YOUR OBJECTIVE:
Go through the material below and return each line with the string "бронирования" in it.

PROVIDED DATA:
____________

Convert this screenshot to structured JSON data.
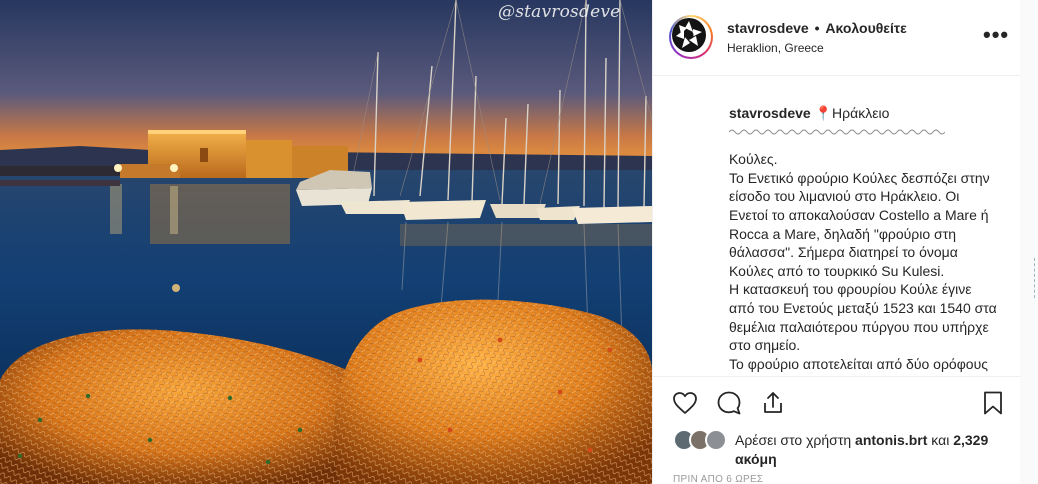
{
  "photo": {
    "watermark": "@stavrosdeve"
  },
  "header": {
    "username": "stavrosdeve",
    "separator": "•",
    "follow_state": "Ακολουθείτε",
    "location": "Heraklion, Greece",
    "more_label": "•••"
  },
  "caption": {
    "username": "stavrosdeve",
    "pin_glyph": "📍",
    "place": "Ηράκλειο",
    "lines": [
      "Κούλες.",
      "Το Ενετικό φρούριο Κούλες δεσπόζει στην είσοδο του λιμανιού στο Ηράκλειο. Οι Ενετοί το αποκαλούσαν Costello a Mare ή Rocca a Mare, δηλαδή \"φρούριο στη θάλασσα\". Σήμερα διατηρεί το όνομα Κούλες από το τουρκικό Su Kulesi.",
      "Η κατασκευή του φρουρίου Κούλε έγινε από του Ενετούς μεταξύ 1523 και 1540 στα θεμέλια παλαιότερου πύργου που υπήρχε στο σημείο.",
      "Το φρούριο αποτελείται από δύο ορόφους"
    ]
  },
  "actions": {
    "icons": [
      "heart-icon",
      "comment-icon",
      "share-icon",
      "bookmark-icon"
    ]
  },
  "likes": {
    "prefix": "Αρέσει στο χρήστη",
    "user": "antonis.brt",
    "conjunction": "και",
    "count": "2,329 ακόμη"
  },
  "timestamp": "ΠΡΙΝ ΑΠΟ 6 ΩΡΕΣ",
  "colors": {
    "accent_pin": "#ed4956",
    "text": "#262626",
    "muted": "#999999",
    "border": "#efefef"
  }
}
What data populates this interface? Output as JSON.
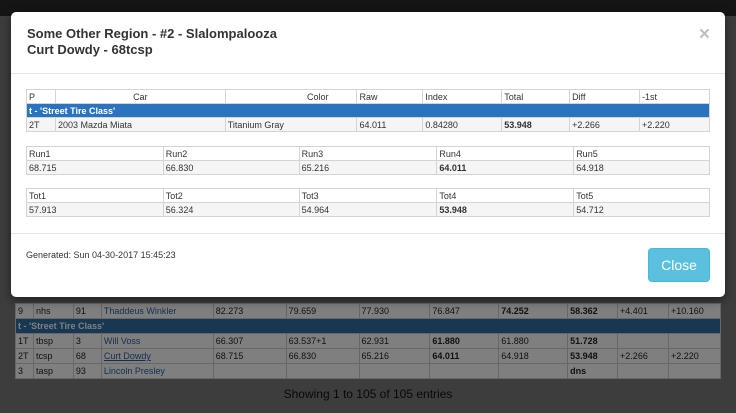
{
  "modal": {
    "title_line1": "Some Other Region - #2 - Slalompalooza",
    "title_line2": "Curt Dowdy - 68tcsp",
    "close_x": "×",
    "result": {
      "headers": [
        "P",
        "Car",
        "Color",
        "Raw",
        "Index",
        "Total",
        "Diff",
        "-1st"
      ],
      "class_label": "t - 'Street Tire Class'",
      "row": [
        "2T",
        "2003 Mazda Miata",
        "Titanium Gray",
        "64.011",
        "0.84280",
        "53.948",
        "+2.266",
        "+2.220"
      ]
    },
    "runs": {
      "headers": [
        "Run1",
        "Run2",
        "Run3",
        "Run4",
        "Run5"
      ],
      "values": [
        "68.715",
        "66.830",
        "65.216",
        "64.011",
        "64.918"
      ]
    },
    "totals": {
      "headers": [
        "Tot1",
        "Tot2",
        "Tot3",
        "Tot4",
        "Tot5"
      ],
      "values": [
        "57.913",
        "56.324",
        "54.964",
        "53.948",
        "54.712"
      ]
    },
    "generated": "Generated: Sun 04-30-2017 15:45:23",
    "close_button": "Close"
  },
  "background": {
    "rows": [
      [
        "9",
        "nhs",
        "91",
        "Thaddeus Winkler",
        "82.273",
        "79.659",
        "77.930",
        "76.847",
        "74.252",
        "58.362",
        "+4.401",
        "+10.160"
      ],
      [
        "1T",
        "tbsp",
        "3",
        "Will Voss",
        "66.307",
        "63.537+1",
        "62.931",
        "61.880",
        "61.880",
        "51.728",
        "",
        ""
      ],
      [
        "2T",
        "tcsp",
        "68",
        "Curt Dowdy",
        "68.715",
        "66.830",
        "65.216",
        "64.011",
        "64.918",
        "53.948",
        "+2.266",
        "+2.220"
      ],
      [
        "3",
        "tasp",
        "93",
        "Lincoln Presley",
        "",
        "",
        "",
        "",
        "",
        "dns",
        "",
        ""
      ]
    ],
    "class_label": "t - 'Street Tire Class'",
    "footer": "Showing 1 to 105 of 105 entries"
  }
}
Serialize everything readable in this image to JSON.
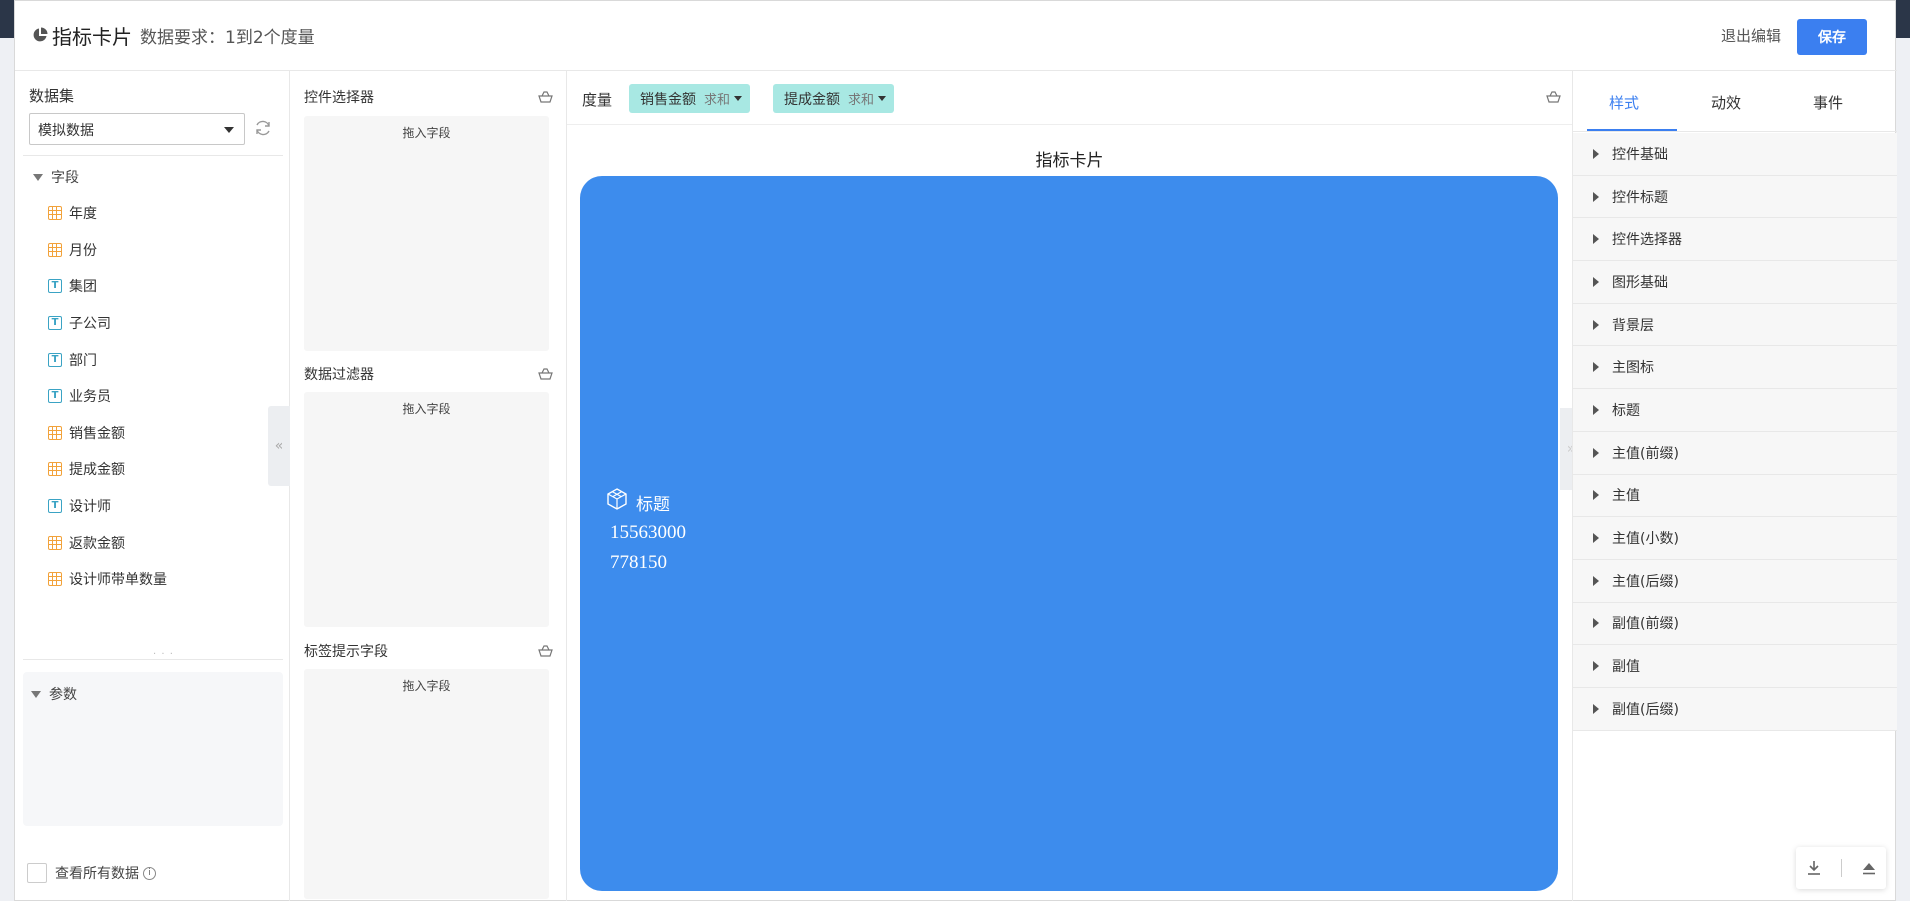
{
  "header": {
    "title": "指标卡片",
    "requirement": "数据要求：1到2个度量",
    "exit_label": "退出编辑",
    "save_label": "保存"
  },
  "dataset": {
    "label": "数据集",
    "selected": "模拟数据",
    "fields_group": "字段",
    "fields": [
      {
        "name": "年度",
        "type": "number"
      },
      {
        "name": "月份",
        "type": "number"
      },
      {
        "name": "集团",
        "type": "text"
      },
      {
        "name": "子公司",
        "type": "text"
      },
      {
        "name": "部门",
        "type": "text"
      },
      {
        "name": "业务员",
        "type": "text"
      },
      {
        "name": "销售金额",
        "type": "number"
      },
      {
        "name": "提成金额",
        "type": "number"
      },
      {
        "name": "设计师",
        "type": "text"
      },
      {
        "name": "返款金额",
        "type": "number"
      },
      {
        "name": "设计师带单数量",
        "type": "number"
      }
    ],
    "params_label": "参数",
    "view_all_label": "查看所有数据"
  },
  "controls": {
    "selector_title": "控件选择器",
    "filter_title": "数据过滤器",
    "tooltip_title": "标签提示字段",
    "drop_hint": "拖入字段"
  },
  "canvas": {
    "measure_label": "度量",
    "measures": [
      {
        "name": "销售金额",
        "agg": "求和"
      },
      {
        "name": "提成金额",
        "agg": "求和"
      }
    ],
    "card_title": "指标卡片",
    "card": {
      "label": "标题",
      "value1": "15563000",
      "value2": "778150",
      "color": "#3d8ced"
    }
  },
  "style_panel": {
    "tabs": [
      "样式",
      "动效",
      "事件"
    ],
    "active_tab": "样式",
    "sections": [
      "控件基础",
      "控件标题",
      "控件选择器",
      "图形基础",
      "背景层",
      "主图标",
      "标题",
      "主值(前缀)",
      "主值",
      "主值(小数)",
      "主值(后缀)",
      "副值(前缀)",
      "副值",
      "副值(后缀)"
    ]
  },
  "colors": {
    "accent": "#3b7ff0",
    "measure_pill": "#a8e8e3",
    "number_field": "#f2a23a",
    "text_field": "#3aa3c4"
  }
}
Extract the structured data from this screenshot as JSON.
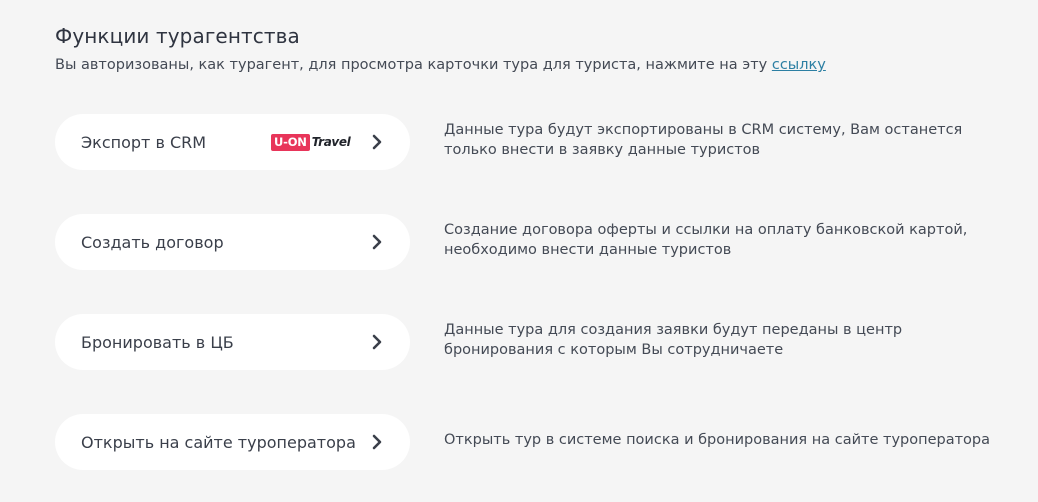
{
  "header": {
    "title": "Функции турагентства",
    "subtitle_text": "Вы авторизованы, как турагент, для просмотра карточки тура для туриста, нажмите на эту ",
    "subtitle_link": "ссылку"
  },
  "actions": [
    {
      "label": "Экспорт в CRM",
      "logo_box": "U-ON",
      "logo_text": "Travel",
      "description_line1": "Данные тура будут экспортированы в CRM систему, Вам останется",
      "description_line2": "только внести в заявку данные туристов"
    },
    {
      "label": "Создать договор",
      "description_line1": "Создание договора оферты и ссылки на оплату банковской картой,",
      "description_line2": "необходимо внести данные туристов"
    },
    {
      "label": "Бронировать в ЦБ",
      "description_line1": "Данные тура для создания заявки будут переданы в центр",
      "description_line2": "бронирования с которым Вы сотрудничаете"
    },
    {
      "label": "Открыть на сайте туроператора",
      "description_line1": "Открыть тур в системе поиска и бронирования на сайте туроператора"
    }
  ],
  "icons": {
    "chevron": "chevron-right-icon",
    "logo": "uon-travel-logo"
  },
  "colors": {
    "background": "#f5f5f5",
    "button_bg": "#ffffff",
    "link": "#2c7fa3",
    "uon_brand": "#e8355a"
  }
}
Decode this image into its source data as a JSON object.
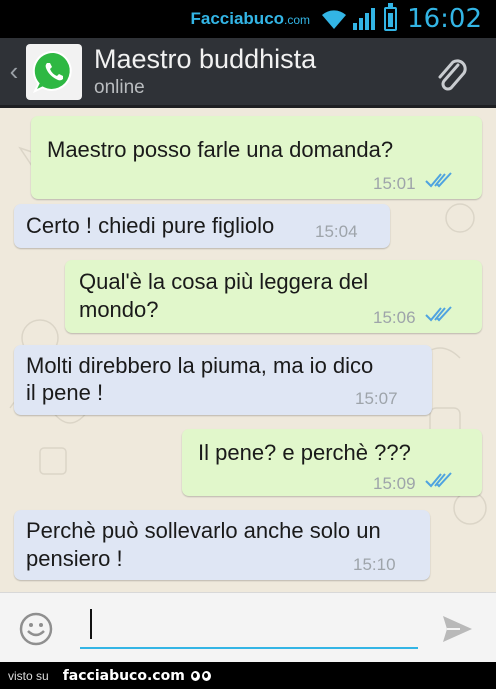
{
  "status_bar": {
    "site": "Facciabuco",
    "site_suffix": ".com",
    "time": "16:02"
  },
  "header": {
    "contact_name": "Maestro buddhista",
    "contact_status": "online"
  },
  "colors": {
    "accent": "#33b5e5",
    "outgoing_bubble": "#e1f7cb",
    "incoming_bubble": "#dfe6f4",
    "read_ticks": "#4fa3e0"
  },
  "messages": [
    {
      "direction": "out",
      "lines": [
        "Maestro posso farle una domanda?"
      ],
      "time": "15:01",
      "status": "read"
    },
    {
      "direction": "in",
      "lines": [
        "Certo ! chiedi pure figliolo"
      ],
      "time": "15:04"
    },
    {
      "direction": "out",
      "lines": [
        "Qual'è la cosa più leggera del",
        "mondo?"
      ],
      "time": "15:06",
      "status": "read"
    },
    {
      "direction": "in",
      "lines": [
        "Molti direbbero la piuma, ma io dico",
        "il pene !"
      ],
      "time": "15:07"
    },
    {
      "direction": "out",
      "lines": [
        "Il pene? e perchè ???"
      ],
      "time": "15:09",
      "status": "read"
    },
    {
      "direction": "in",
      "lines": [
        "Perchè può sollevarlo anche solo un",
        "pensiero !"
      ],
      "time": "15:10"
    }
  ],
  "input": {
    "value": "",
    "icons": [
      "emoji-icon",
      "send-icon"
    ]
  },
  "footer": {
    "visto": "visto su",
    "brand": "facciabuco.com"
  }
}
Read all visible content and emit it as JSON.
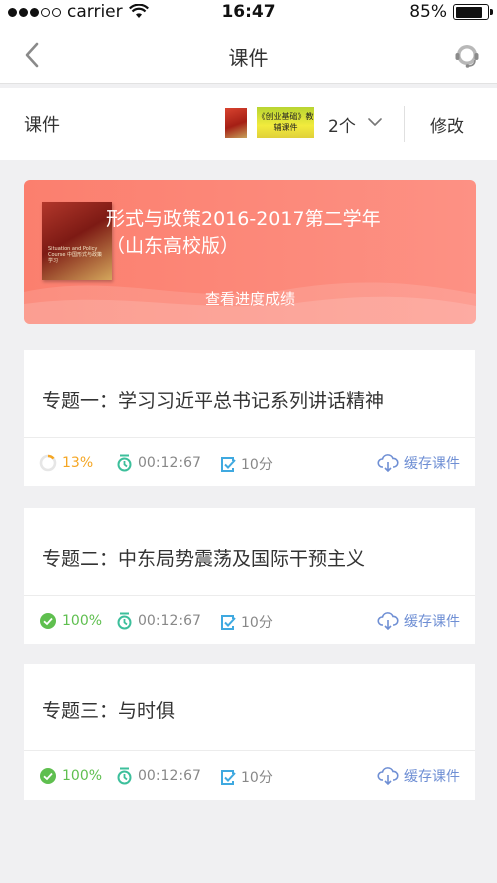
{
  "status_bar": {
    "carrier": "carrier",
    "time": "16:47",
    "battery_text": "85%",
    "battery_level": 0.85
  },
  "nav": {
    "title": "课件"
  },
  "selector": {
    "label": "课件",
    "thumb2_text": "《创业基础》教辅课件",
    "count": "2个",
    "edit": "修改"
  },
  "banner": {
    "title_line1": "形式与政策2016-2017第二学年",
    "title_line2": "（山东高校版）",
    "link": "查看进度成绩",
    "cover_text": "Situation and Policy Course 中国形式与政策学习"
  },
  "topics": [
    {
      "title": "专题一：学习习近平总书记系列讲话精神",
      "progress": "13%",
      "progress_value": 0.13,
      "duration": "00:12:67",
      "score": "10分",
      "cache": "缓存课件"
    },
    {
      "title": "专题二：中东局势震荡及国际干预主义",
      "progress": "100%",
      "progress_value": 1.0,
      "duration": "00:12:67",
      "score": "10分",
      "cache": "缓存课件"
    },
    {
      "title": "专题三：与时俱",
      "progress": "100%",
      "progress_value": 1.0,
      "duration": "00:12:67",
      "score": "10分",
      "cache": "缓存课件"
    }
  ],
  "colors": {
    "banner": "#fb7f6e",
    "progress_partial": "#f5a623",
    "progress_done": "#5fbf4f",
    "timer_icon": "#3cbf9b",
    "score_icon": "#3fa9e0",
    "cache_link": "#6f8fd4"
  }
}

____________

RESULT BELOW:
      "description_line2": "бронирования с которым Вы сотрудничаете"
      "description_line1": "Открыть тур в системе поиска и бронирования на сайте туроператора"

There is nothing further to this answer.